Commenting on reports of crimes committed by Iranian-backed militias in Iraq, the senior Pentagon official told Asharq Al-Awsat: “We take any claims very seriously and will work with the Iraqis to investigate fully what truth there is to this and we will take appropriate steps.”

The latest controversy surrounding the fight against ISIS in Iraq comes amid US preparations for the nomination of a new defense secretary to head up Washington’s anti-ISIS operations in the Middle East, replacing Chuck Hagel, who resigned from office last month. Hagel was one of Washington’s most senior officials familiar with Middle East affairs, having taken an interest in the region since being elected to the Senate in 1995 and subsequently serving on the US Senate Committee on Foreign Relations. His resignation raises further questions about differences within the US administration towards Washington’s policies in the Middle East, particularly over confronting ISIS.

In exclusive comments to Asharq Al-Awsat, US Deputy Assistant Secretary of Defense for Middle East Policy Dr. Matthew Spence stressed: “There is no daylight between the White House and Pentagon over our policy in our Middle East. US President Obama is very focused on a comprehensive approach to counter ISIS.”

US officials, particularly Defense Department officials, do not traditionally comment on differences of opinion between the White House and Pentagon.
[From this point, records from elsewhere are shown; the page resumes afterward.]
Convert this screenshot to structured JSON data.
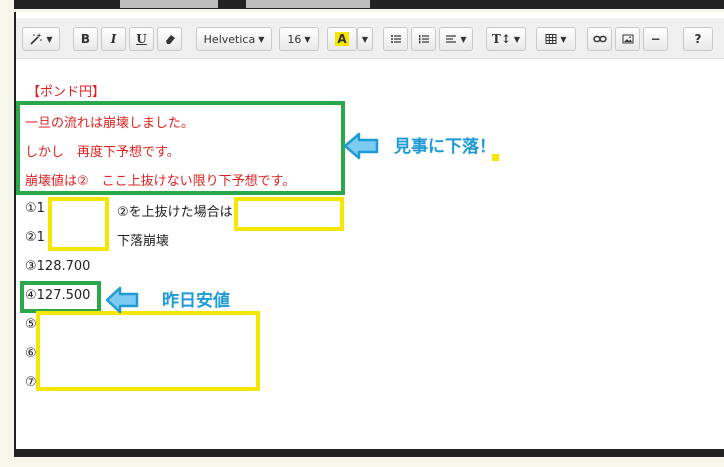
{
  "toolbar": {
    "font_family": "Helvetica",
    "font_size": "16",
    "bold": "B",
    "italic": "I",
    "underline": "U",
    "text_color": "A",
    "help": "?",
    "minus": "−",
    "text_height": "T↕"
  },
  "content": {
    "heading": "【ポンド円】",
    "red_lines": [
      "一旦の流れは崩壊しました。",
      "しかし　再度下予想です。",
      "崩壊値は②　ここ上抜けない限り下予想です。"
    ],
    "line1_prefix": "①1",
    "line1_mid": "②を上抜けた場合は",
    "line2_prefix": "②1",
    "line2_mid": "下落崩壊",
    "line3": "③128.700",
    "line4": "④127.500",
    "line5": "⑤",
    "line6": "⑥",
    "line7": "⑦"
  },
  "annotations": {
    "callout1": "見事に下落！",
    "callout2": "昨日安値"
  },
  "colors": {
    "green": "#2aa84a",
    "yellow": "#f5e600",
    "red_text": "#e02020",
    "annotation_blue": "#1e9bd7"
  }
}
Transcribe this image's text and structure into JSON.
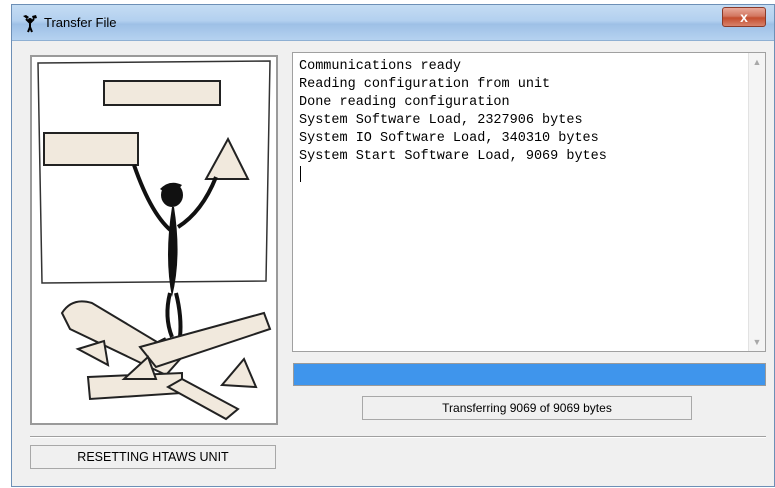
{
  "window": {
    "title": "Transfer File",
    "close_label": "x"
  },
  "log": {
    "lines": [
      "Communications ready",
      "Reading configuration from unit",
      "Done reading configuration",
      "System Software Load, 2327906 bytes",
      "System IO Software Load, 340310 bytes",
      "System Start Software Load, 9069 bytes"
    ]
  },
  "progress": {
    "fraction": 1.0,
    "fill_color": "#3f95ec"
  },
  "transfer": {
    "status_text": "Transferring 9069 of 9069 bytes"
  },
  "status": {
    "text": "RESETTING HTAWS UNIT"
  },
  "icons": {
    "app": "stick-figure-icon",
    "illustration": "stick-figure-with-boards-illustration"
  }
}
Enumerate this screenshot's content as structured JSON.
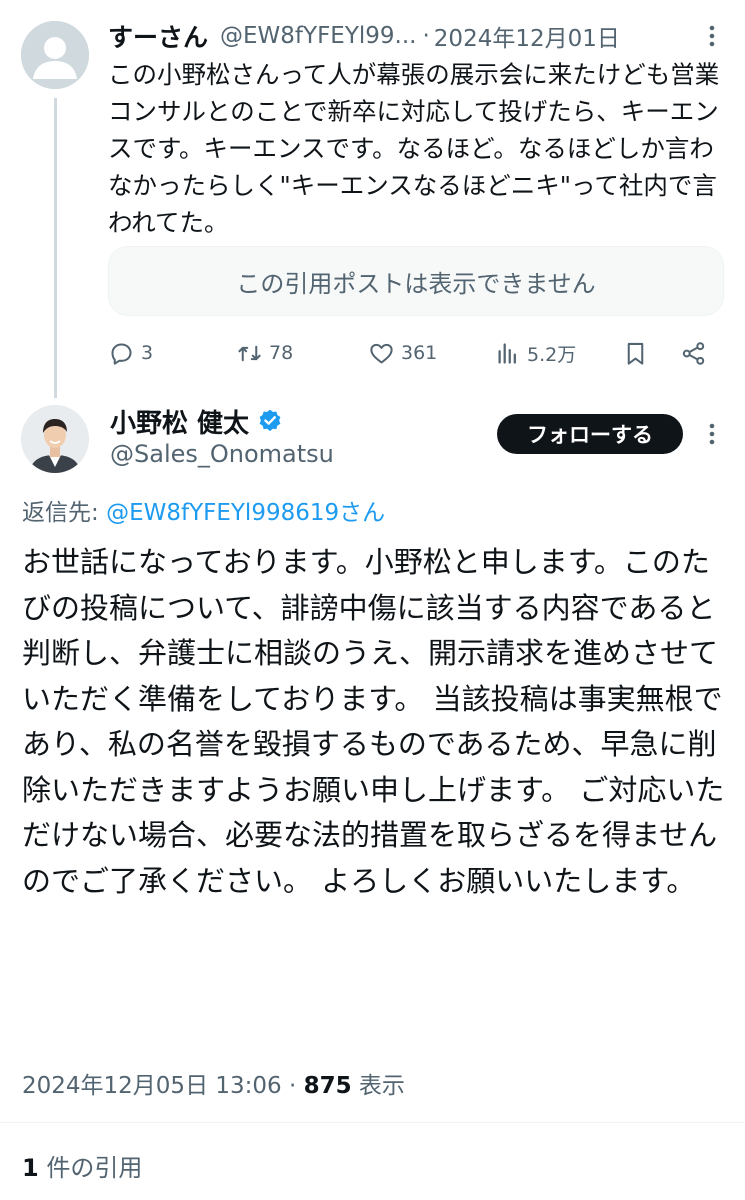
{
  "parent_tweet": {
    "display_name": "すーさん",
    "handle": "@EW8fYFEYl99...",
    "separator": "·",
    "date": "2024年12月01日",
    "text": "この小野松さんって人が幕張の展示会に来たけども営業コンサルとのことで新卒に対応して投げたら、キーエンスです。キーエンスです。なるほど。なるほどしか言わなかったらしく\"キーエンスなるほどニキ\"って社内で言われてた。",
    "quote_unavailable": "この引用ポストは表示できません",
    "replies": "3",
    "reposts": "78",
    "likes": "361",
    "views": "5.2万"
  },
  "main_tweet": {
    "display_name": "小野松 健太",
    "handle": "@Sales_Onomatsu",
    "follow_label": "フォローする",
    "reply_prefix": "返信先: ",
    "reply_to": "@EW8fYFEYl998619さん",
    "text": "お世話になっております。小野松と申します。このたびの投稿について、誹謗中傷に該当する内容であると判断し、弁護士に相談のうえ、開示請求を進めさせていただく準備をしております。 当該投稿は事実無根であり、私の名誉を毀損するものであるため、早急に削除いただきますようお願い申し上げます。 ご対応いただけない場合、必要な法的措置を取らざるを得ませんのでご了承ください。 よろしくお願いいたします。",
    "timestamp": "2024年12月05日 13:06 · ",
    "view_count": "875",
    "view_label": " 表示",
    "quote_count": "1",
    "quote_label": " 件の引用"
  },
  "colors": {
    "text": "#0f1419",
    "secondary": "#536471",
    "link": "#1d9bf0",
    "verified": "#1d9bf0",
    "button": "#0f1419"
  }
}
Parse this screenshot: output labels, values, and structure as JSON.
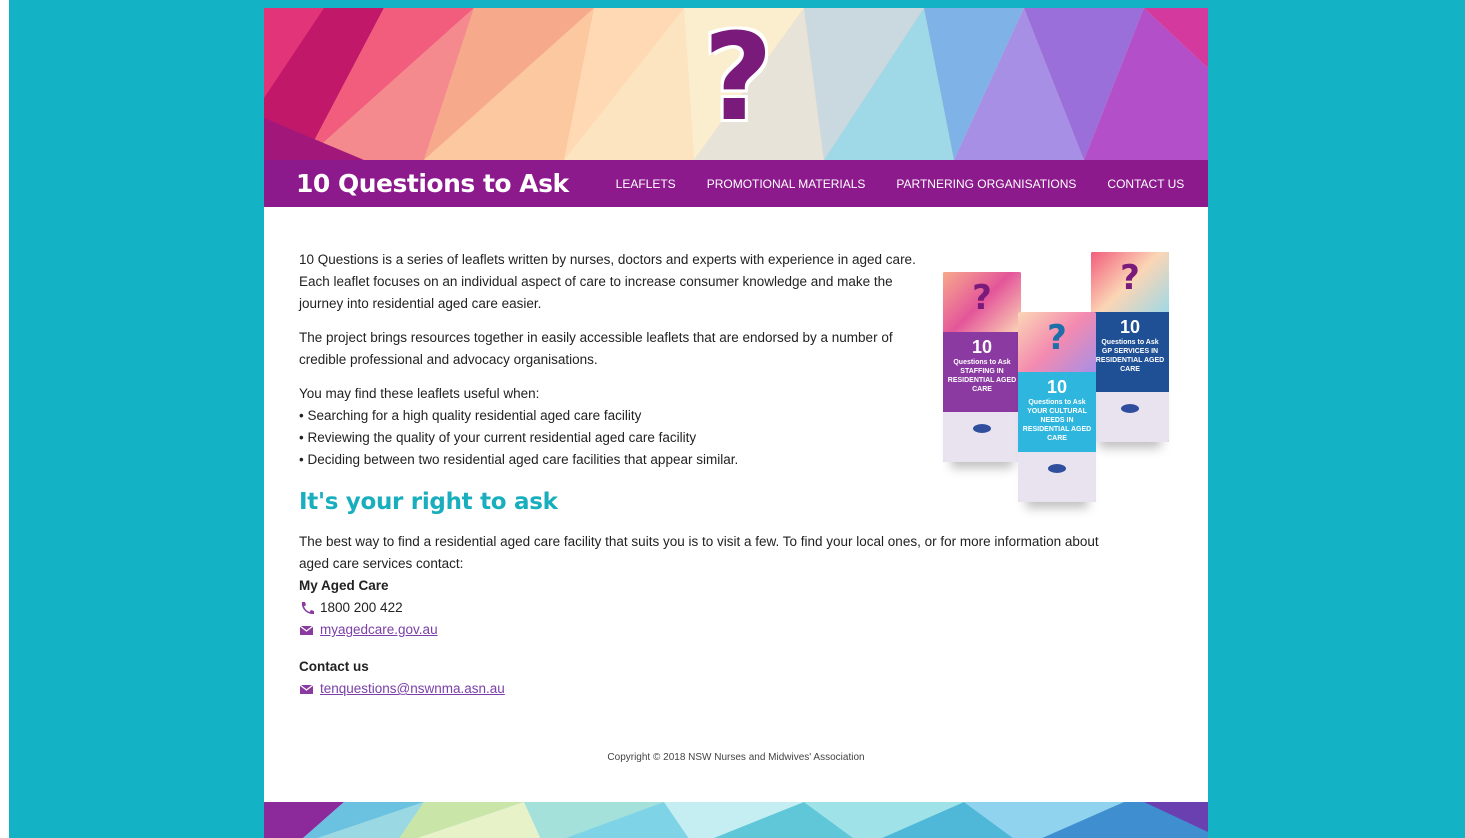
{
  "site": {
    "title": "10 Questions to Ask",
    "banner_glyph": "?"
  },
  "nav": {
    "items": [
      "LEAFLETS",
      "PROMOTIONAL MATERIALS",
      "PARTNERING ORGANISATIONS",
      "CONTACT US"
    ]
  },
  "intro": {
    "p1": "10 Questions is a series of leaflets written by nurses, doctors and experts with experience in aged care. Each leaflet focuses on an individual aspect of care to increase consumer knowledge and make the journey into residential aged care easier.",
    "p2": "The project brings resources together in easily accessible leaflets that are endorsed by a number of credible professional and advocacy organisations.",
    "uses_heading": "You may find these leaflets useful when:",
    "uses": [
      "• Searching for a high quality residential aged care facility",
      "• Reviewing the quality of your current residential aged care facility",
      "• Deciding between two residential aged care facilities that appear similar."
    ]
  },
  "right": {
    "heading": "It's your right to ask",
    "body": "The best way to find a residential aged care facility that suits you is to visit a few. To find your local ones, or for more information about aged care services contact:"
  },
  "my_aged_care": {
    "name": "My Aged Care",
    "phone": "1800 200 422",
    "website": "myagedcare.gov.au"
  },
  "contact": {
    "heading": "Contact us",
    "email": "tenquestions@nswnma.asn.au"
  },
  "leaflets": [
    {
      "number": "10",
      "subtitle": "Questions to Ask",
      "topic": "STAFFING IN RESIDENTIAL AGED CARE",
      "color": "#8a3aa0"
    },
    {
      "number": "10",
      "subtitle": "Questions to Ask",
      "topic": "YOUR CULTURAL NEEDS IN RESIDENTIAL AGED CARE",
      "color": "#2fb6df"
    },
    {
      "number": "10",
      "subtitle": "Questions to Ask",
      "topic": "GP SERVICES IN RESIDENTIAL AGED CARE",
      "color": "#1f4f95"
    }
  ],
  "footer": {
    "copyright": "Copyright © 2018 NSW Nurses and Midwives' Association"
  },
  "colors": {
    "page_background": "#13b3c5",
    "navbar": "#8c1a8c",
    "heading_accent": "#19aebe",
    "link": "#7a3fa8",
    "question_mark": "#7a1a7a"
  },
  "icons": [
    "phone-icon",
    "envelope-icon"
  ]
}
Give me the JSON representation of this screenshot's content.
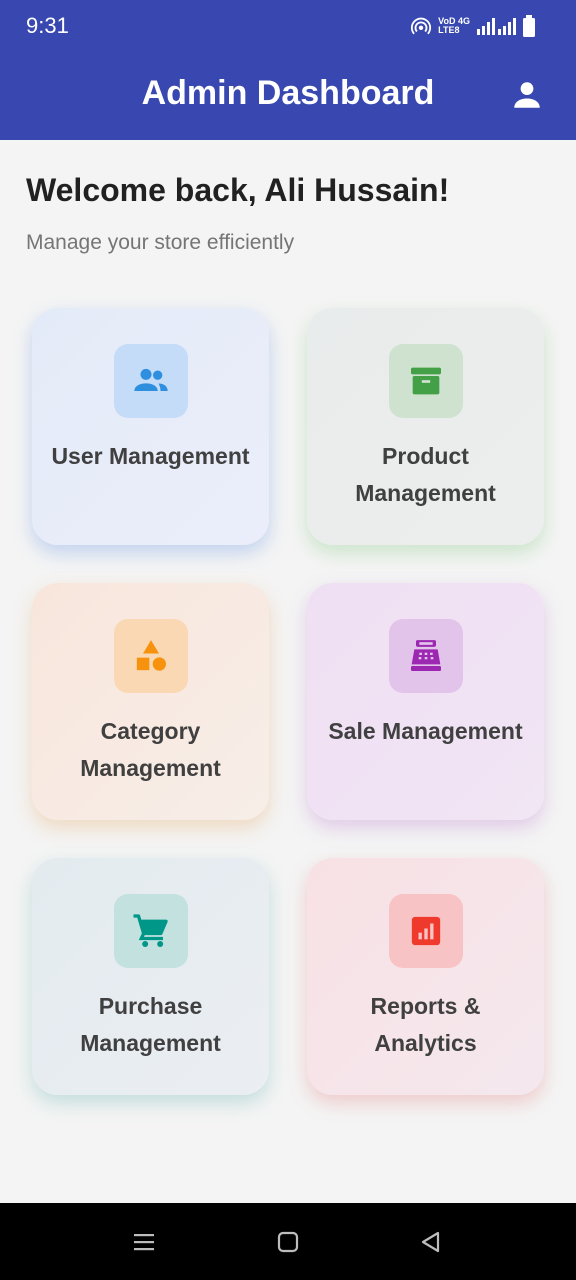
{
  "status_bar": {
    "time": "9:31",
    "network_top": "VoD 4G",
    "network_bottom": "LTE8"
  },
  "header": {
    "title": "Admin Dashboard",
    "profile_icon": "person-icon"
  },
  "welcome": {
    "title": "Welcome back, Ali Hussain!",
    "subtitle": "Manage your store efficiently"
  },
  "cards": [
    {
      "label": "User Management",
      "icon": "group-icon",
      "color": "#2f8fdf"
    },
    {
      "label": "Product Management",
      "icon": "archive-icon",
      "color": "#43a047"
    },
    {
      "label": "Category Management",
      "icon": "category-shapes-icon",
      "color": "#f7920e"
    },
    {
      "label": "Sale Management",
      "icon": "cash-register-icon",
      "color": "#9c27b0"
    },
    {
      "label": "Purchase Management",
      "icon": "shopping-cart-icon",
      "color": "#009688"
    },
    {
      "label": "Reports & Analytics",
      "icon": "bar-chart-icon",
      "color": "#f0392d"
    }
  ],
  "colors": {
    "app_bar": "#3848b0",
    "background": "#f4f4f4"
  },
  "nav": {
    "menu_icon": "menu-icon",
    "home_icon": "home-square-icon",
    "back_icon": "back-triangle-icon"
  }
}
Administration officials continue to say that its anti-ISIS policy will focus on coalition building and assisting local forces to combat jihadists in Iraq and Syria.

“One of the most significant successes has been building a genuine coalition against ISIS in the region,” Spence said.

“The Defense Department’s role in countering ISIS is to deny safe haven to ISIS and to build up partnership capacity to take the fight to them,” he added, stressing that at the present time Washington has no plan to send US combat forces to Iraq.

While the US has already begun training Iraqi military forces to combat ISIS, Washington has warned that this will be a long-term process. “We need to understand that this doesn’t produce results overnight,” a senior Pentagon official speaking to Asharq Al-Awsat on the condition of anonymity said.